**AIM OF THE TASK**
Write out every line of the data below exactly as given.

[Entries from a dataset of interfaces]
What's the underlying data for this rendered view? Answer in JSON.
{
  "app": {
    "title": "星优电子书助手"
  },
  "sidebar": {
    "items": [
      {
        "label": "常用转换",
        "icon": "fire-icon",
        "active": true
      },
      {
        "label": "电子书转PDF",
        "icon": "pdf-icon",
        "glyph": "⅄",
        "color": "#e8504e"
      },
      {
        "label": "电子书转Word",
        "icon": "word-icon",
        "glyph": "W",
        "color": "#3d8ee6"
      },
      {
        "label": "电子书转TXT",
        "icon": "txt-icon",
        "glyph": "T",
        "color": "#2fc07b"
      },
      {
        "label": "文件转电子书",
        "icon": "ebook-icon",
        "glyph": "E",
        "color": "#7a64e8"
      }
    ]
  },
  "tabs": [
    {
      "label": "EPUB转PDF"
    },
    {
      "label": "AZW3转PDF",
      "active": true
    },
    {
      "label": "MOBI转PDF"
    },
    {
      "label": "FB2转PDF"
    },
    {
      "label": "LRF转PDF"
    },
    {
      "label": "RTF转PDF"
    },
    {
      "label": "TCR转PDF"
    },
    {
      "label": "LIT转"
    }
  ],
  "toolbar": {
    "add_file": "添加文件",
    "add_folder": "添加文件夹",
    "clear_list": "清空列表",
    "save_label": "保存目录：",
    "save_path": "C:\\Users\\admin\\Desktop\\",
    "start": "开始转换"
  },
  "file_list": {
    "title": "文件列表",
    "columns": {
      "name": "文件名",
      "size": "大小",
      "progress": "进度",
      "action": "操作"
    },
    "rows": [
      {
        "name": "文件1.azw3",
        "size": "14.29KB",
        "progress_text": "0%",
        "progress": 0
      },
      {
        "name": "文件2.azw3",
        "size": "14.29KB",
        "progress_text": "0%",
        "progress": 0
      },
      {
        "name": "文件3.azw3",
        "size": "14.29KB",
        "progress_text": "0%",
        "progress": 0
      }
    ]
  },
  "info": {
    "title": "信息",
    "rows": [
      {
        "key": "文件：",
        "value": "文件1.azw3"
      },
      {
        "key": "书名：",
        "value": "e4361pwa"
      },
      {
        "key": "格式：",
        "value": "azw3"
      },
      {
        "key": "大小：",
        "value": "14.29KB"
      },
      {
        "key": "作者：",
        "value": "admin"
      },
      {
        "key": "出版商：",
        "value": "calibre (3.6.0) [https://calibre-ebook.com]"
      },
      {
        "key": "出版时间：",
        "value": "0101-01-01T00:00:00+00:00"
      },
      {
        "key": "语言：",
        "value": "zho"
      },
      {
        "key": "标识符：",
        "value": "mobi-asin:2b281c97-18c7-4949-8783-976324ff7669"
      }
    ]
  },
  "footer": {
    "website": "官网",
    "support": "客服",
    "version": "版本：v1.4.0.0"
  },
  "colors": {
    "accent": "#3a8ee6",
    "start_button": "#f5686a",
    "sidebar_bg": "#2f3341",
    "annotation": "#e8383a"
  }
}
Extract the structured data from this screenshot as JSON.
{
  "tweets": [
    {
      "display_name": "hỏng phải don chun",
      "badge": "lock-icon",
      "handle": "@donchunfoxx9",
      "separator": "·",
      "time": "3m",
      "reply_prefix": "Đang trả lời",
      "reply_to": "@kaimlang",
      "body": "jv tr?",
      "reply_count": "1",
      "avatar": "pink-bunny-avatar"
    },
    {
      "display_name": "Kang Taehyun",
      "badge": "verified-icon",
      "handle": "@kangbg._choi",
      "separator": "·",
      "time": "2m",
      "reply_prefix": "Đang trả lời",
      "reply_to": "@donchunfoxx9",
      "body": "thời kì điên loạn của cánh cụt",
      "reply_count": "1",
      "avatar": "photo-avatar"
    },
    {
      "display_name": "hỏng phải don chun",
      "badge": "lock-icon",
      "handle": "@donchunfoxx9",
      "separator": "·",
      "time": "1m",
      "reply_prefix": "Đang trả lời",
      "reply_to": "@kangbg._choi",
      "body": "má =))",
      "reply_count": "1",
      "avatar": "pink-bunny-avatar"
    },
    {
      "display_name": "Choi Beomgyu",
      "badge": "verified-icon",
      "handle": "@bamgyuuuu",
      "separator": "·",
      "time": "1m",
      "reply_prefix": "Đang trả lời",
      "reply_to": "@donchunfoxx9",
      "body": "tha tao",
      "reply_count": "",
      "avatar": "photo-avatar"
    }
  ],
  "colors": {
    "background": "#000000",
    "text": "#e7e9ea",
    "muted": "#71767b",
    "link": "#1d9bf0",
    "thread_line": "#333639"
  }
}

**ANSWER TO THIS TASK**
What's the underlying data for this rendered view? Answer in JSON.
{
  "app": {
    "title": "星优电子书助手"
  },
  "sidebar": {
    "items": [
      {
        "label": "常用转换",
        "icon": "fire-icon",
        "active": true
      },
      {
        "label": "电子书转PDF",
        "icon": "pdf-icon",
        "glyph": "⅄",
        "color": "#e8504e"
      },
      {
        "label": "电子书转Word",
        "icon": "word-icon",
        "glyph": "W",
        "color": "#3d8ee6"
      },
      {
        "label": "电子书转TXT",
        "icon": "txt-icon",
        "glyph": "T",
        "color": "#2fc07b"
      },
      {
        "label": "文件转电子书",
        "icon": "ebook-icon",
        "glyph": "E",
        "color": "#7a64e8"
      }
    ]
  },
  "tabs": [
    {
      "label": "EPUB转PDF"
    },
    {
      "label": "AZW3转PDF",
      "active": true
    },
    {
      "label": "MOBI转PDF"
    },
    {
      "label": "FB2转PDF"
    },
    {
      "label": "LRF转PDF"
    },
    {
      "label": "RTF转PDF"
    },
    {
      "label": "TCR转PDF"
    },
    {
      "label": "LIT转"
    }
  ],
  "toolbar": {
    "add_file": "添加文件",
    "add_folder": "添加文件夹",
    "clear_list": "清空列表",
    "save_label": "保存目录：",
    "save_path": "C:\\Users\\admin\\Desktop\\",
    "start": "开始转换"
  },
  "file_list": {
    "title": "文件列表",
    "columns": {
      "name": "文件名",
      "size": "大小",
      "progress": "进度",
      "action": "操作"
    },
    "rows": [
      {
        "name": "文件1.azw3",
        "size": "14.29KB",
        "progress_text": "0%",
        "progress": 0
      },
      {
        "name": "文件2.azw3",
        "size": "14.29KB",
        "progress_text": "0%",
        "progress": 0
      },
      {
        "name": "文件3.azw3",
        "size": "14.29KB",
        "progress_text": "0%",
        "progress": 0
      }
    ]
  },
  "info": {
    "title": "信息",
    "rows": [
      {
        "key": "文件：",
        "value": "文件1.azw3"
      },
      {
        "key": "书名：",
        "value": "e4361pwa"
      },
      {
        "key": "格式：",
        "value": "azw3"
      },
      {
        "key": "大小：",
        "value": "14.29KB"
      },
      {
        "key": "作者：",
        "value": "admin"
      },
      {
        "key": "出版商：",
        "value": "calibre (3.6.0) [https://calibre-ebook.com]"
      },
      {
        "key": "出版时间：",
        "value": "0101-01-01T00:00:00+00:00"
      },
      {
        "key": "语言：",
        "value": "zho"
      },
      {
        "key": "标识符：",
        "value": "mobi-asin:2b281c97-18c7-4949-8783-976324ff7669"
      }
    ]
  },
  "footer": {
    "website": "官网",
    "support": "客服",
    "version": "版本：v1.4.0.0"
  },
  "colors": {
    "accent": "#3a8ee6",
    "start_button": "#f5686a",
    "sidebar_bg": "#2f3341",
    "annotation": "#e8383a"
  }
}
Extract the structured data from this screenshot as JSON.
{
  "tweets": [
    {
      "display_name": "hỏng phải don chun",
      "badge": "lock-icon",
      "handle": "@donchunfoxx9",
      "separator": "·",
      "time": "3m",
      "reply_prefix": "Đang trả lời",
      "reply_to": "@kaimlang",
      "body": "jv tr?",
      "reply_count": "1",
      "avatar": "pink-bunny-avatar"
    },
    {
      "display_name": "Kang Taehyun",
      "badge": "verified-icon",
      "handle": "@kangbg._choi",
      "separator": "·",
      "time": "2m",
      "reply_prefix": "Đang trả lời",
      "reply_to": "@donchunfoxx9",
      "body": "thời kì điên loạn của cánh cụt",
      "reply_count": "1",
      "avatar": "photo-avatar"
    },
    {
      "display_name": "hỏng phải don chun",
      "badge": "lock-icon",
      "handle": "@donchunfoxx9",
      "separator": "·",
      "time": "1m",
      "reply_prefix": "Đang trả lời",
      "reply_to": "@kangbg._choi",
      "body": "má =))",
      "reply_count": "1",
      "avatar": "pink-bunny-avatar"
    },
    {
      "display_name": "Choi Beomgyu",
      "badge": "verified-icon",
      "handle": "@bamgyuuuu",
      "separator": "·",
      "time": "1m",
      "reply_prefix": "Đang trả lời",
      "reply_to": "@donchunfoxx9",
      "body": "tha tao",
      "reply_count": "",
      "avatar": "photo-avatar"
    }
  ],
  "colors": {
    "background": "#000000",
    "text": "#e7e9ea",
    "muted": "#71767b",
    "link": "#1d9bf0",
    "thread_line": "#333639"
  }
}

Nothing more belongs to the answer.